* **TO DO**:
Tally the lines of these entries that include "keeping"; respond with only that tally.

*** INPUT DATA Section Begins ***

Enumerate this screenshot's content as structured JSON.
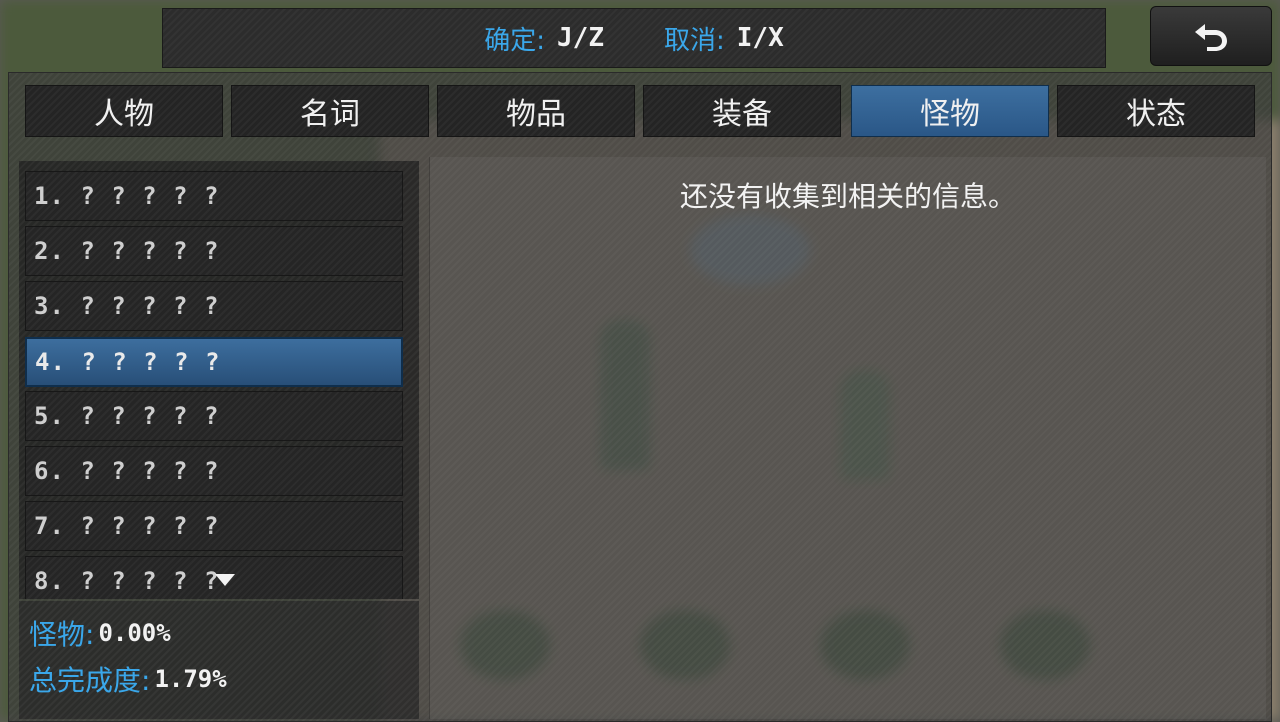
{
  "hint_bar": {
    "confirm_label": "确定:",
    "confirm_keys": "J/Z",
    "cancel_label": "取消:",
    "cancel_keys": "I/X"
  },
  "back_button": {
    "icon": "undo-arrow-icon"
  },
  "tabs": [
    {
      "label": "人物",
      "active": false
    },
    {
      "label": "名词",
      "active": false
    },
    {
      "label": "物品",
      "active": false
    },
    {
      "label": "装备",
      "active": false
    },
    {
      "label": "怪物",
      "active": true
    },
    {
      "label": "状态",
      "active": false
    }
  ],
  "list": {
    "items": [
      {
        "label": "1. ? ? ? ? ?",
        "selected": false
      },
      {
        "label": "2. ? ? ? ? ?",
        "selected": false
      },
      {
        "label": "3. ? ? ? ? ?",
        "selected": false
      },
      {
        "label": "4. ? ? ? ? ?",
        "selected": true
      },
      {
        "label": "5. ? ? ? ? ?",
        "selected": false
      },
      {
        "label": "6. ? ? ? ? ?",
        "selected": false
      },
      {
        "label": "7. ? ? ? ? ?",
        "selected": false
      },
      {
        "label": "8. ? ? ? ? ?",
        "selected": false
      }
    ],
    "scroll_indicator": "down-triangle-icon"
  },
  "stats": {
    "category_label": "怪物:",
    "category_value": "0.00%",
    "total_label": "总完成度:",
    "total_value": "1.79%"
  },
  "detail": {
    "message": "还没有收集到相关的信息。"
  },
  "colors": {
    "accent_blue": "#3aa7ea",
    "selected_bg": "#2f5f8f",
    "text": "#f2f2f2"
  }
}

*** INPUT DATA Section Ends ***
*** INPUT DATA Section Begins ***

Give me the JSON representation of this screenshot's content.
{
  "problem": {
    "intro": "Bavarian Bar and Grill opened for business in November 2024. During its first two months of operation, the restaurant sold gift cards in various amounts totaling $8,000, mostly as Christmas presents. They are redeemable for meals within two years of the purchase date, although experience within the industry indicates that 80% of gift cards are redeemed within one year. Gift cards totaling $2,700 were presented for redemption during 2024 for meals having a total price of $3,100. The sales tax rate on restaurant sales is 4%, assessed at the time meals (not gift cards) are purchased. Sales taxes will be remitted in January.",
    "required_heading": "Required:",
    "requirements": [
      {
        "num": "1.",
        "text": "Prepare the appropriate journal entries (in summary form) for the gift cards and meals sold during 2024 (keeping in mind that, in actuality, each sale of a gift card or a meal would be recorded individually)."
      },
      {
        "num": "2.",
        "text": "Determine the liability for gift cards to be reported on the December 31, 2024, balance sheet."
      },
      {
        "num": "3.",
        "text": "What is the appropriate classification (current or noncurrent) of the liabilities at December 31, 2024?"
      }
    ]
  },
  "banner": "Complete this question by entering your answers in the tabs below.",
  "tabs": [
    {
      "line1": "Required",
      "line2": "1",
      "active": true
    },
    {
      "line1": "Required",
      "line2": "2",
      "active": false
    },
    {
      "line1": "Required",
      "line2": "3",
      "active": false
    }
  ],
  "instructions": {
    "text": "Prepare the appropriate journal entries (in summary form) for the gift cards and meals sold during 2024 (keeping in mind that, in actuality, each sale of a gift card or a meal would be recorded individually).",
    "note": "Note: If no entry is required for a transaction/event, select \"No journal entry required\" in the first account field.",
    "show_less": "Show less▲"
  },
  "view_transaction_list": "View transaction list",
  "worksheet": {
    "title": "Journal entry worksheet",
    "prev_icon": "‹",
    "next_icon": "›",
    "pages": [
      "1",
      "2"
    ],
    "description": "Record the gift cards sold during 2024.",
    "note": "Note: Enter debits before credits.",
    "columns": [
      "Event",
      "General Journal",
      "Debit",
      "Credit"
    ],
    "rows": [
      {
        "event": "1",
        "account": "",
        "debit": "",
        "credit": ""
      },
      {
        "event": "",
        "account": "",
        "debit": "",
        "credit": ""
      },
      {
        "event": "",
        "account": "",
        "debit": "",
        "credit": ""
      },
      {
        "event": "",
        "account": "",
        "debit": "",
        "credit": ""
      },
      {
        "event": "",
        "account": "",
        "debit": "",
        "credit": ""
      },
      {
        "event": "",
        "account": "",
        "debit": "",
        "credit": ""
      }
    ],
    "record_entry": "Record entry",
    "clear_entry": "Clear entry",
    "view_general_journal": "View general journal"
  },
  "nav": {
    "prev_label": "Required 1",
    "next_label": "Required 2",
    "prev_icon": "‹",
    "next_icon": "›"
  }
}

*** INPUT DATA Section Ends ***
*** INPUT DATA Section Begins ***

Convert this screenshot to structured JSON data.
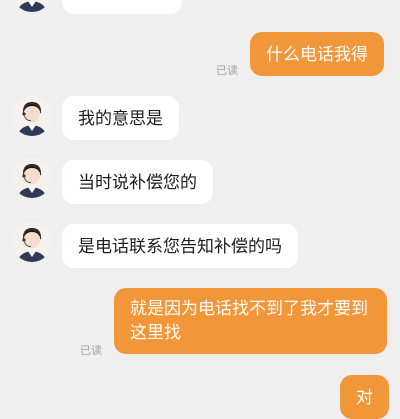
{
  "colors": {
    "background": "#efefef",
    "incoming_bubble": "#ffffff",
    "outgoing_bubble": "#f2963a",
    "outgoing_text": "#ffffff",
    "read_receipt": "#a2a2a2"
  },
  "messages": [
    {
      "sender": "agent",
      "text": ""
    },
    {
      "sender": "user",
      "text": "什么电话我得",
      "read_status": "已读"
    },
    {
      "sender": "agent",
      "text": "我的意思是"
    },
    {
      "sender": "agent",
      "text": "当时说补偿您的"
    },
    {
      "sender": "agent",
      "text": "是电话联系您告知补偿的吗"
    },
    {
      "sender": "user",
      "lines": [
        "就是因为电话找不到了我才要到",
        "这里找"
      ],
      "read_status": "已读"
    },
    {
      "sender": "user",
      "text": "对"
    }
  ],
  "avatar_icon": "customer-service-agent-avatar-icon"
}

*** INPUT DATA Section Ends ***

* **TASK OUTPUT**:
2